Page and application data records —
+---+
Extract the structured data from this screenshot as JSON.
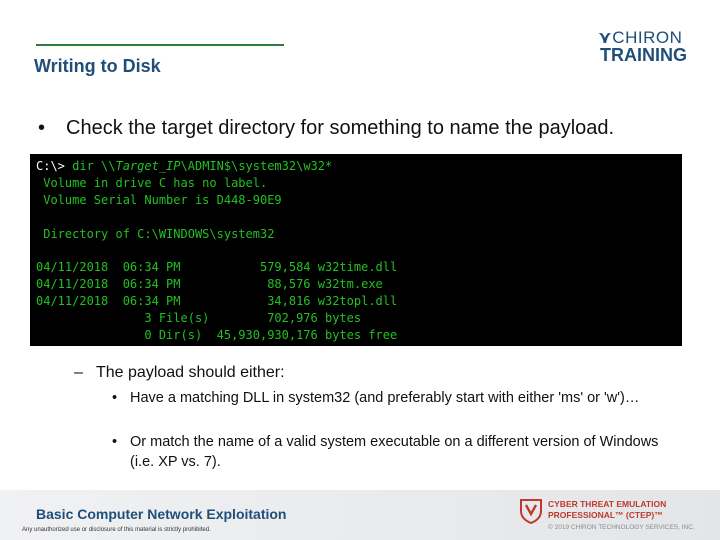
{
  "header": {
    "title": "Writing to Disk",
    "logo_top": "CHIRON",
    "logo_bottom": "TRAINING"
  },
  "main": {
    "bullet": "Check the target directory for something to name the payload.",
    "console": {
      "prompt": "C:\\> ",
      "cmd_dir": "dir \\\\",
      "cmd_target": "Target_IP",
      "cmd_path": "\\ADMIN$\\system32\\w32*",
      "lines": [
        " Volume in drive C has no label.",
        " Volume Serial Number is D448-90E9",
        "",
        " Directory of C:\\WINDOWS\\system32",
        "",
        "04/11/2018  06:34 PM           579,584 w32time.dll",
        "04/11/2018  06:34 PM            88,576 w32tm.exe",
        "04/11/2018  06:34 PM            34,816 w32topl.dll",
        "               3 File(s)        702,976 bytes",
        "               0 Dir(s)  45,930,930,176 bytes free"
      ]
    },
    "sub_bullet": "The payload should either:",
    "sub_items": [
      "Have a matching DLL in system32 (and preferably start with either 'ms' or 'w')…",
      "Or match the name of a valid system executable on a different version of Windows (i.e. XP vs. 7)."
    ]
  },
  "footer": {
    "course": "Basic Computer Network Exploitation",
    "legal": "Any unauthorized use or disclosure of this material is strictly prohibited.",
    "brand_line1": "CYBER THREAT EMULATION",
    "brand_line2": "PROFESSIONAL™ (CTEP)™",
    "copyright": "© 2019 CHIRON TECHNOLOGY SERVICES, INC."
  },
  "colors": {
    "title": "#1f4e79",
    "accent_line": "#2e7d3a",
    "console_bg": "#000000",
    "console_text": "#22c022",
    "brand_red": "#c0392b"
  }
}
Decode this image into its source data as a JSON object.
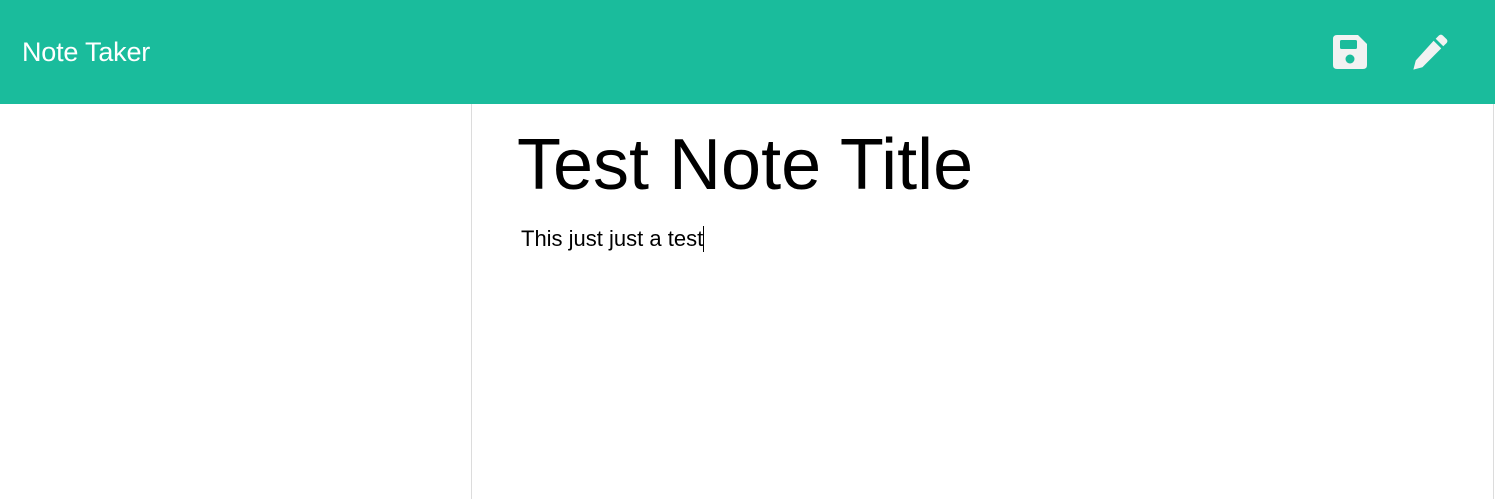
{
  "colors": {
    "navbar_background": "#1abc9c",
    "navbar_text": "#ffffff",
    "icon_color": "#f2f2f2"
  },
  "navbar": {
    "brand": "Note Taker",
    "icons": [
      "save-icon",
      "pencil-icon"
    ]
  },
  "note": {
    "title": "Test Note Title",
    "body": "This just just a test"
  }
}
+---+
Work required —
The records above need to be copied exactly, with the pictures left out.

Exercise answer —
Extract the structured data from this screenshot as JSON.
{
  "header": {
    "title": "Writing to Disk",
    "logo_top": "CHIRON",
    "logo_bottom": "TRAINING"
  },
  "main": {
    "bullet": "Check the target directory for something to name the payload.",
    "console": {
      "prompt": "C:\\> ",
      "cmd_dir": "dir \\\\",
      "cmd_target": "Target_IP",
      "cmd_path": "\\ADMIN$\\system32\\w32*",
      "lines": [
        " Volume in drive C has no label.",
        " Volume Serial Number is D448-90E9",
        "",
        " Directory of C:\\WINDOWS\\system32",
        "",
        "04/11/2018  06:34 PM           579,584 w32time.dll",
        "04/11/2018  06:34 PM            88,576 w32tm.exe",
        "04/11/2018  06:34 PM            34,816 w32topl.dll",
        "               3 File(s)        702,976 bytes",
        "               0 Dir(s)  45,930,930,176 bytes free"
      ]
    },
    "sub_bullet": "The payload should either:",
    "sub_items": [
      "Have a matching DLL in system32 (and preferably start with either 'ms' or 'w')…",
      "Or match the name of a valid system executable on a different version of Windows (i.e. XP vs. 7)."
    ]
  },
  "footer": {
    "course": "Basic Computer Network Exploitation",
    "legal": "Any unauthorized use or disclosure of this material is strictly prohibited.",
    "brand_line1": "CYBER THREAT EMULATION",
    "brand_line2": "PROFESSIONAL™ (CTEP)™",
    "copyright": "© 2019 CHIRON TECHNOLOGY SERVICES, INC."
  },
  "colors": {
    "title": "#1f4e79",
    "accent_line": "#2e7d3a",
    "console_bg": "#000000",
    "console_text": "#22c022",
    "brand_red": "#c0392b"
  }
}
Decode this image into its source data as a JSON object.
{
  "colors": {
    "navbar_background": "#1abc9c",
    "navbar_text": "#ffffff",
    "icon_color": "#f2f2f2"
  },
  "navbar": {
    "brand": "Note Taker",
    "icons": [
      "save-icon",
      "pencil-icon"
    ]
  },
  "note": {
    "title": "Test Note Title",
    "body": "This just just a test"
  }
}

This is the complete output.